The fate of the Hartford, Wisconsin, Wal-Mart has yet to be determined—pending a hearing on the zoning permit. Although the community’s fight for smart development is ongoing, the message is clear: Hartford cares about sprawl and stormwater pollution and expects its government officials to reflect these values. HCRG and MEA are hopeful that the wetland permit will be modified to eliminate any wetland impacts and City officials will start adopting ordinances to address future development.
HCRG’s experience in Hartford illustrates that as long as there is land available, without big-box ordinances, zoning restrictions and smart-growth tools in place large retail developments are likely to take the path of least resistance, often rejecting environmental, social, and economic needs of individual communities. Once again, it is up to us to dictate the paths that our communities take through this time of development and growth.

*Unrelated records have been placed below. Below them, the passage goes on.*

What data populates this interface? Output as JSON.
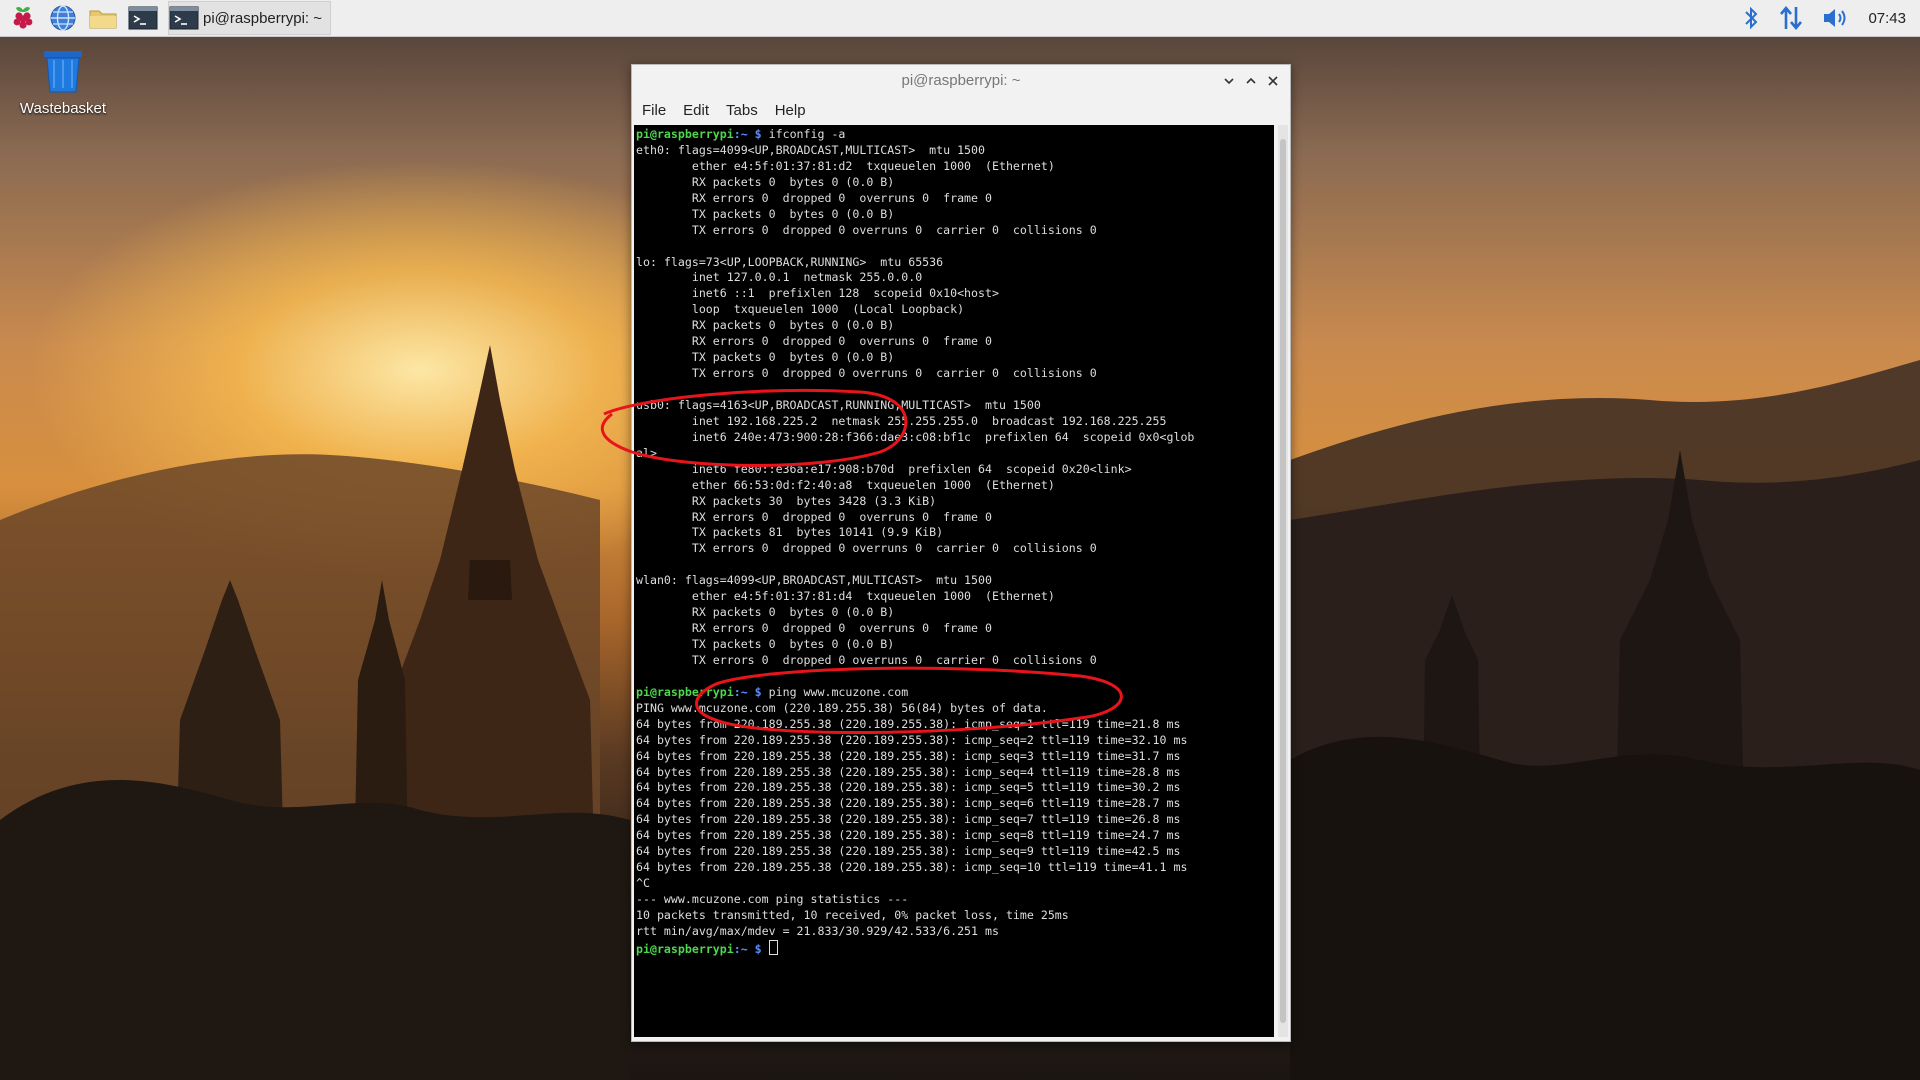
{
  "taskbar": {
    "launchers": [
      {
        "name": "raspberry-menu",
        "icon": "raspberry-icon"
      },
      {
        "name": "web-browser",
        "icon": "globe-icon"
      },
      {
        "name": "file-manager",
        "icon": "folder-icon"
      },
      {
        "name": "terminal",
        "icon": "terminal-icon"
      }
    ],
    "active_app": {
      "label": "pi@raspberrypi: ~",
      "icon": "terminal-icon"
    },
    "tray": {
      "bluetooth_icon": "bluetooth-icon",
      "network_icon": "network-updown-icon",
      "volume_icon": "volume-icon",
      "clock": "07:43"
    }
  },
  "desktop": {
    "icons": [
      {
        "label": "Wastebasket",
        "icon": "trash-icon"
      }
    ]
  },
  "window": {
    "title": "pi@raspberrypi: ~",
    "controls": [
      "minimize-icon",
      "maximize-icon",
      "close-icon"
    ],
    "menu": [
      "File",
      "Edit",
      "Tabs",
      "Help"
    ]
  },
  "terminal": {
    "prompt_user": "pi@raspberrypi",
    "prompt_dir": ":~",
    "prompt_symbol": " $",
    "lines": [
      {
        "prompt": true,
        "cmd": " ifconfig -a"
      },
      {
        "text": "eth0: flags=4099<UP,BROADCAST,MULTICAST>  mtu 1500"
      },
      {
        "text": "        ether e4:5f:01:37:81:d2  txqueuelen 1000  (Ethernet)"
      },
      {
        "text": "        RX packets 0  bytes 0 (0.0 B)"
      },
      {
        "text": "        RX errors 0  dropped 0  overruns 0  frame 0"
      },
      {
        "text": "        TX packets 0  bytes 0 (0.0 B)"
      },
      {
        "text": "        TX errors 0  dropped 0 overruns 0  carrier 0  collisions 0"
      },
      {
        "text": ""
      },
      {
        "text": "lo: flags=73<UP,LOOPBACK,RUNNING>  mtu 65536"
      },
      {
        "text": "        inet 127.0.0.1  netmask 255.0.0.0"
      },
      {
        "text": "        inet6 ::1  prefixlen 128  scopeid 0x10<host>"
      },
      {
        "text": "        loop  txqueuelen 1000  (Local Loopback)"
      },
      {
        "text": "        RX packets 0  bytes 0 (0.0 B)"
      },
      {
        "text": "        RX errors 0  dropped 0  overruns 0  frame 0"
      },
      {
        "text": "        TX packets 0  bytes 0 (0.0 B)"
      },
      {
        "text": "        TX errors 0  dropped 0 overruns 0  carrier 0  collisions 0"
      },
      {
        "text": ""
      },
      {
        "text": "usb0: flags=4163<UP,BROADCAST,RUNNING,MULTICAST>  mtu 1500"
      },
      {
        "text": "        inet 192.168.225.2  netmask 255.255.255.0  broadcast 192.168.225.255"
      },
      {
        "text": "        inet6 240e:473:900:28:f366:dae3:c08:bf1c  prefixlen 64  scopeid 0x0<glob"
      },
      {
        "text": "al>"
      },
      {
        "text": "        inet6 fe80::e36a:e17:908:b70d  prefixlen 64  scopeid 0x20<link>"
      },
      {
        "text": "        ether 66:53:0d:f2:40:a8  txqueuelen 1000  (Ethernet)"
      },
      {
        "text": "        RX packets 30  bytes 3428 (3.3 KiB)"
      },
      {
        "text": "        RX errors 0  dropped 0  overruns 0  frame 0"
      },
      {
        "text": "        TX packets 81  bytes 10141 (9.9 KiB)"
      },
      {
        "text": "        TX errors 0  dropped 0 overruns 0  carrier 0  collisions 0"
      },
      {
        "text": ""
      },
      {
        "text": "wlan0: flags=4099<UP,BROADCAST,MULTICAST>  mtu 1500"
      },
      {
        "text": "        ether e4:5f:01:37:81:d4  txqueuelen 1000  (Ethernet)"
      },
      {
        "text": "        RX packets 0  bytes 0 (0.0 B)"
      },
      {
        "text": "        RX errors 0  dropped 0  overruns 0  frame 0"
      },
      {
        "text": "        TX packets 0  bytes 0 (0.0 B)"
      },
      {
        "text": "        TX errors 0  dropped 0 overruns 0  carrier 0  collisions 0"
      },
      {
        "text": ""
      },
      {
        "prompt": true,
        "cmd": " ping www.mcuzone.com"
      },
      {
        "text": "PING www.mcuzone.com (220.189.255.38) 56(84) bytes of data."
      },
      {
        "text": "64 bytes from 220.189.255.38 (220.189.255.38): icmp_seq=1 ttl=119 time=21.8 ms"
      },
      {
        "text": "64 bytes from 220.189.255.38 (220.189.255.38): icmp_seq=2 ttl=119 time=32.10 ms"
      },
      {
        "text": "64 bytes from 220.189.255.38 (220.189.255.38): icmp_seq=3 ttl=119 time=31.7 ms"
      },
      {
        "text": "64 bytes from 220.189.255.38 (220.189.255.38): icmp_seq=4 ttl=119 time=28.8 ms"
      },
      {
        "text": "64 bytes from 220.189.255.38 (220.189.255.38): icmp_seq=5 ttl=119 time=30.2 ms"
      },
      {
        "text": "64 bytes from 220.189.255.38 (220.189.255.38): icmp_seq=6 ttl=119 time=28.7 ms"
      },
      {
        "text": "64 bytes from 220.189.255.38 (220.189.255.38): icmp_seq=7 ttl=119 time=26.8 ms"
      },
      {
        "text": "64 bytes from 220.189.255.38 (220.189.255.38): icmp_seq=8 ttl=119 time=24.7 ms"
      },
      {
        "text": "64 bytes from 220.189.255.38 (220.189.255.38): icmp_seq=9 ttl=119 time=42.5 ms"
      },
      {
        "text": "64 bytes from 220.189.255.38 (220.189.255.38): icmp_seq=10 ttl=119 time=41.1 ms"
      },
      {
        "text": "^C"
      },
      {
        "text": "--- www.mcuzone.com ping statistics ---"
      },
      {
        "text": "10 packets transmitted, 10 received, 0% packet loss, time 25ms"
      },
      {
        "text": "rtt min/avg/max/mdev = 21.833/30.929/42.533/6.251 ms"
      },
      {
        "prompt": true,
        "cmd": " ",
        "cursor": true
      }
    ]
  },
  "annotations": {
    "highlight_color": "#e8141c",
    "shape": "ellipse"
  }
}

Across Wisconsin similar successes are a reminder of the power of local advocates and the many possibilities open to our communities. In Sturgeon Bay, Wisconsin, residents have asked their Plan Commission to amend their big-box ordinance to include a mandatory size cap as a means of preventing sprawling impervious surfaces. Additionally, the group is considering requiring underground parking as the standard for larger developments. Stoughton, Wisconsin , annexed land for a Wal-Mart Supercenter and will soon begin stormwater impact studies, as required in their big-box ordinance. Stoughton Forward, a community group organized to address smart growth, is requesting zero discharge (infiltrate all stormwater on-site) of stormwater from the planned Wal-mart Supercenter and future big-box stores.
Engaged citizens armed with MEA’s Tool-kit can help our Great Lakes communities reach our ultimate goals – sustainable communities, healthy environments, citizens engaged in local decision making, and cleaner lakes that define our Midwest heritage. MEA sees a day where size caps, impervious surface restrictions, and underground parking requirements are commonplace and integral parts of local zoning ordinances. One community at a time, dedicated advocates are making this a reality, driving change to make our lives better, the earth healthier, and our communities more vibrant.

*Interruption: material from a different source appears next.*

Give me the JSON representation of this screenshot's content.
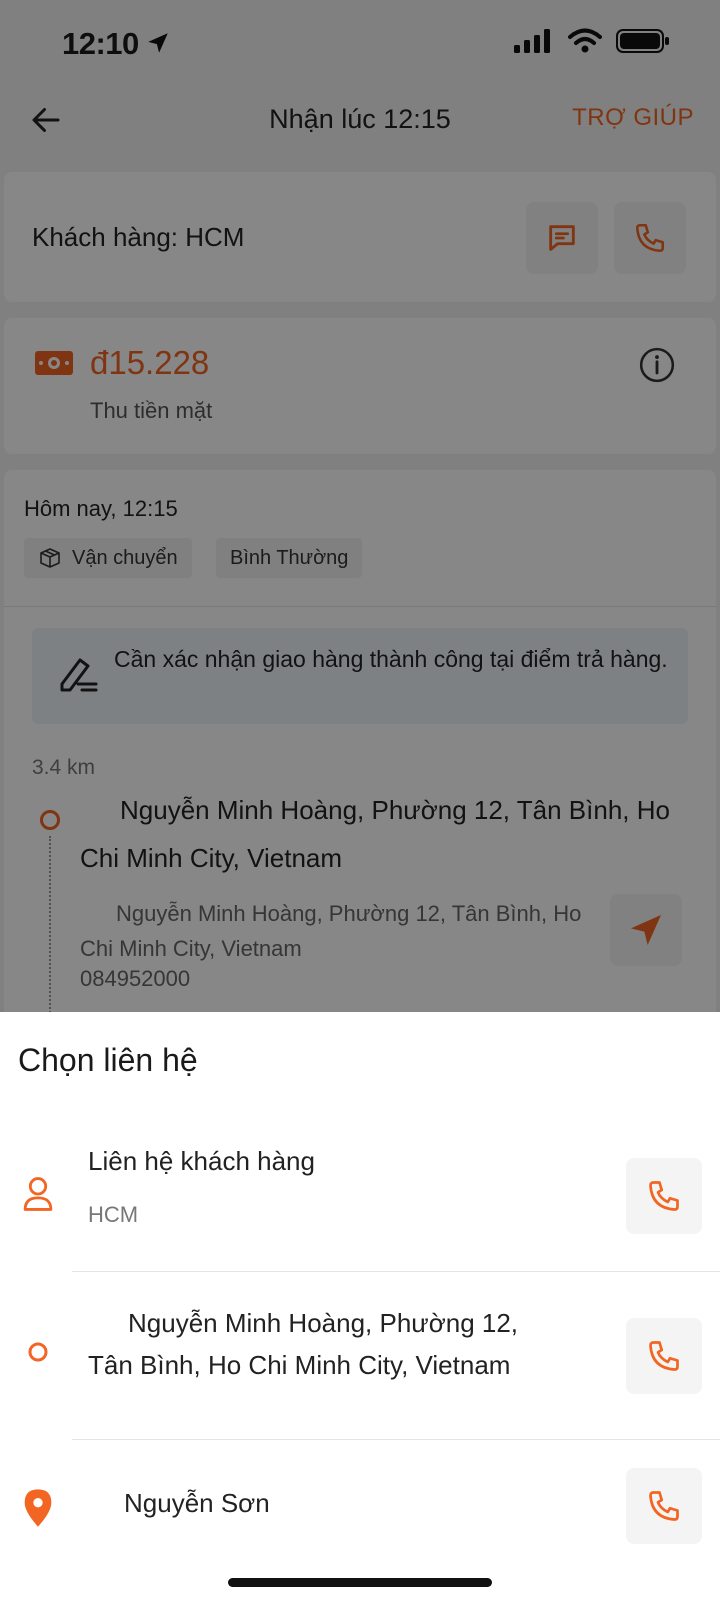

Brent Denzin is an Attorney with Midwest Environmental Advocates, Inc.
For more information on big-box ordinances and stormwater, visit Midwest Environmental Advocates’ Sustaining Communities Campaign website (www.midwestadvocates.org). Brent may be reached at firstname.lastname@example.org